§ Available data:
╭──

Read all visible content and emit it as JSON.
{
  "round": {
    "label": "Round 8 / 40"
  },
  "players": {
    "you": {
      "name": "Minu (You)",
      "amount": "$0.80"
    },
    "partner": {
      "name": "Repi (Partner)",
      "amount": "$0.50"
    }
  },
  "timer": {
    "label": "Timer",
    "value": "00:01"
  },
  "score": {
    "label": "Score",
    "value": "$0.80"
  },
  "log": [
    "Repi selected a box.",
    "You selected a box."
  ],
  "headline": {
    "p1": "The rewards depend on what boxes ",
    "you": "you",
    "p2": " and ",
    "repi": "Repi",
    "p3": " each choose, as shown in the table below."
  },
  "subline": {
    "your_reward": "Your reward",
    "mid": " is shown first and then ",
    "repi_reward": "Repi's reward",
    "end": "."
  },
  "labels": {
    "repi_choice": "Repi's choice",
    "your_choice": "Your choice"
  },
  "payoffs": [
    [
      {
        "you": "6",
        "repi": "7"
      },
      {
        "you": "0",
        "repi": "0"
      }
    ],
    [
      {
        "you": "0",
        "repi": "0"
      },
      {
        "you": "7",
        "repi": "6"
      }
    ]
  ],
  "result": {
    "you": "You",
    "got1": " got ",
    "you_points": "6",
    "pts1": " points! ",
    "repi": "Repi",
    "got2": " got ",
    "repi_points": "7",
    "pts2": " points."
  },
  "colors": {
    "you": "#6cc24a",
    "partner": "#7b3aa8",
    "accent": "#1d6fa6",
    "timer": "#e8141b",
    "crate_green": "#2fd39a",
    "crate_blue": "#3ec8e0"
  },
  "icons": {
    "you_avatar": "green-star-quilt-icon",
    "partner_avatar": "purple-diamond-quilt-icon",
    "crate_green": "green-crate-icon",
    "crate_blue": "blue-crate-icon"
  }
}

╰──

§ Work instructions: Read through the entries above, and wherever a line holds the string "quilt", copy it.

§ Task output:
    "you_avatar": "green-star-quilt-icon",
    "partner_avatar": "purple-diamond-quilt-icon",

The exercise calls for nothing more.